== Segment start ==

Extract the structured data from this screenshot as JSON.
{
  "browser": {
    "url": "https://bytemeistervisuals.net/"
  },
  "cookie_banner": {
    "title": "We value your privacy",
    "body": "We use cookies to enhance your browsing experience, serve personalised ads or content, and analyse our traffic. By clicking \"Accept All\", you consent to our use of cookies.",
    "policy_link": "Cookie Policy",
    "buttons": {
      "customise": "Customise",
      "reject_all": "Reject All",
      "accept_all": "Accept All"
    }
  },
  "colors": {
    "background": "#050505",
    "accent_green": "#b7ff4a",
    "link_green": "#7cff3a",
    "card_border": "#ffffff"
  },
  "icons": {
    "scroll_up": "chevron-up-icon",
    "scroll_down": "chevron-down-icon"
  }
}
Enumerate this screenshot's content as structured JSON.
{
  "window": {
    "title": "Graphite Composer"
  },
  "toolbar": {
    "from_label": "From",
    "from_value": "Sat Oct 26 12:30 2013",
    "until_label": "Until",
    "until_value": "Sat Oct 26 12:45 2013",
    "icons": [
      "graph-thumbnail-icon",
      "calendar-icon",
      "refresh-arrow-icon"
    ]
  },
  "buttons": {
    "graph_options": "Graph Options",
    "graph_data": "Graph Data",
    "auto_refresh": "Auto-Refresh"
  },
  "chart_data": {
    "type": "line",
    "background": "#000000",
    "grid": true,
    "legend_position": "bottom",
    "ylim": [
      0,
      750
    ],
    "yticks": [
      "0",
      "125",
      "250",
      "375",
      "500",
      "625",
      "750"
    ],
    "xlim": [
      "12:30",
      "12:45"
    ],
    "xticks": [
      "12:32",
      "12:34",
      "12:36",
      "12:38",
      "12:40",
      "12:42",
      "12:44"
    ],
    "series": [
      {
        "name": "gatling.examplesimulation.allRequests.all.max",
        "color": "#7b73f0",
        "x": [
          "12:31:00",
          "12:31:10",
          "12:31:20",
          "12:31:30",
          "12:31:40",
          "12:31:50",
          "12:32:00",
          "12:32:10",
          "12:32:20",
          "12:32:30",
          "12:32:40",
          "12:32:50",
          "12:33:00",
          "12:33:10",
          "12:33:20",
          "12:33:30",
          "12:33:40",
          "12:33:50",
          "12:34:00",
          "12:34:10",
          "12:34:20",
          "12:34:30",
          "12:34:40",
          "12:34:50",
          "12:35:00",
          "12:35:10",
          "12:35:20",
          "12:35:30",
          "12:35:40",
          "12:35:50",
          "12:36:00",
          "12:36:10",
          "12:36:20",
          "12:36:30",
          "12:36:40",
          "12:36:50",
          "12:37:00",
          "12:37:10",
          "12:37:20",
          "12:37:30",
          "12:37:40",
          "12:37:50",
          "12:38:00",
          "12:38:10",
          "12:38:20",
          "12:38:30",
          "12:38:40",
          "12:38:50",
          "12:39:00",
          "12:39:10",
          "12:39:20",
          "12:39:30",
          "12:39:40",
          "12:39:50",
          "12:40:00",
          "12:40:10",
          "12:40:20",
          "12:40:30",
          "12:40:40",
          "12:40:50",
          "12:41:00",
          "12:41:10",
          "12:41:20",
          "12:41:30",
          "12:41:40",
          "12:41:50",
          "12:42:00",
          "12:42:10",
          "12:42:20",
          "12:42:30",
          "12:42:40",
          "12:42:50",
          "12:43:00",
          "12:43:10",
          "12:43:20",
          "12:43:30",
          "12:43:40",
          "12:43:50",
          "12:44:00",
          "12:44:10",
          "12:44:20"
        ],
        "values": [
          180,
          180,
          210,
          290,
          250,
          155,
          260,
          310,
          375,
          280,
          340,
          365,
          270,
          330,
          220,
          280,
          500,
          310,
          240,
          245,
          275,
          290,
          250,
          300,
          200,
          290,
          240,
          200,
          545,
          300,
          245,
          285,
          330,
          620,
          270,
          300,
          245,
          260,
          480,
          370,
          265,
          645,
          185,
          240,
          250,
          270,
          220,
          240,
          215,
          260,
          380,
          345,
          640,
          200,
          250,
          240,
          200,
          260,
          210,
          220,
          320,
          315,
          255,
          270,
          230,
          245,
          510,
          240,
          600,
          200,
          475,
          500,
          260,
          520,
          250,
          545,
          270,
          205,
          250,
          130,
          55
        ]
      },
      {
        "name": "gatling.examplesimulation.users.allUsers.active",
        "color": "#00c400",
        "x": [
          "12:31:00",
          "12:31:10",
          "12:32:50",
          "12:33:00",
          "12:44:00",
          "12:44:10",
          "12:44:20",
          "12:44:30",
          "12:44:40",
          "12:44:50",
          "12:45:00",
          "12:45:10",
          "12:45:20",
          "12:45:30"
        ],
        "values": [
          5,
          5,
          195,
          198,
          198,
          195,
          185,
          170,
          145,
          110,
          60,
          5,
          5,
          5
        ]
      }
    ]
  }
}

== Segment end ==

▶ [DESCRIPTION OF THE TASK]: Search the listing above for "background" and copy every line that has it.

▶ [COMPLETED EXERCISE]:
    "background": "#050505",
    "background": "#000000",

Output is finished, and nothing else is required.